Subject Re: [firebird-support] Can firebird be used on a windows peer to peer network?
Author Helen Borrie
At 09:04 AM 9/07/2004 +0000, you wrote:
>Sorry to ask what is probably another stupid question but I have been
>trying to find/work out the answer for several days now...
>In the process of converting my paradox based app, I have used the
>firebird- to install firebird to the c: drive of
>several machines and then run my test app with no problems.
>I now need to work out how it will be installed to a LAN and as a
>first step was trying to install it to my peer to peer network (win98
>and winxp).
>I have tried installing firebird to c drive and installing my app and
>database to \\study-2\SharedDocs\FireBirdTestDir but I get an IO
>error. During the installation, an ini is created that stores the
>application dir, in this case '\\study-2\SharedDocs\FireBirdTestDir'.
>This is then used as the databaseName for my IB_ connection. I also
>tried installing firebird to \\study-2\SharedDocs\FireBirdTestDir.
>I also read on that i need a copy of
>gds32.dll in the app dir, but that didnt seem to help.
>I have read in the quick start-up guide that 'shares do not work' is
>this the problem?
>This is probably a daft question but I am new to both networks and
>client server db's!
>Many thanks for your time and knowledge

1. Windows peer-to-peer networking is not a supported protocol: Windows
peer-to-peer is file-sharing and device-sharing. Your choices are tcp/ip or
named pipes. You can be running peer-to-peer stuff on the network at the
same time as you have clients attaching to and communicating with the
server via tcp/ip or named pipes.

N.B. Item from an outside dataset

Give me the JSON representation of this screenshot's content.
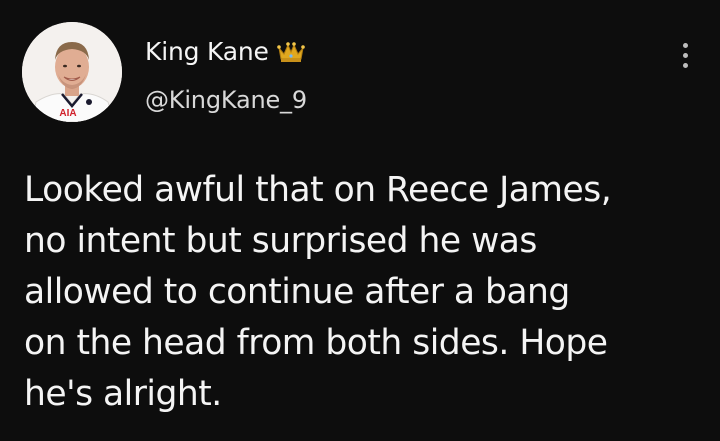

2. For simplicity, decide on one machine that's to be the server. If you
choose the Win98 machine, you can ONLY use tcp/ip. If you choose the XP
machine, you have the option of Windows named pipes (though its not a good
protocol for database connections, too noisy).

3. All databases MUST be on the *same* machine as the server - not on
shares or mapped drives (as you have already discovered).

4. Each client machine must have a copy of the correct client
library. For Firebird 1.5, the client is named fbclient.dll. If you are
using Borland stuff for your apps, you can generate a "borland-compatible"
version named gds32.dll. Copy this into the Windows directory (Win98) or
Windows\system32 (XP), over the top of any gds32.dll that is currently there.

5. Assuming you use tcp/ip (recommended), test the network connections by
pinging the server. For this you need to know the server's IP address or
(if it is a properly set up XP Pro machine) its host name. Win98 machines
don't have host names but you can create one that Firebird can use by
making an entry in the Hosts files of both server and clients. (You can
get more info about this from the Firebird Quick Start Guide). If the
client machine gets a ping response from the server, then you're ready to go.

6. Let's say you have a database test.fdb on the server in
c:\databases. You have host file entries for the server as MyHost

OK, to connect your app, e.g. IB_SQL, to the database, use this connection


Supply a valid username and password, and you're in.

Note, if you MUST, the connection string using the named pipes protocol is: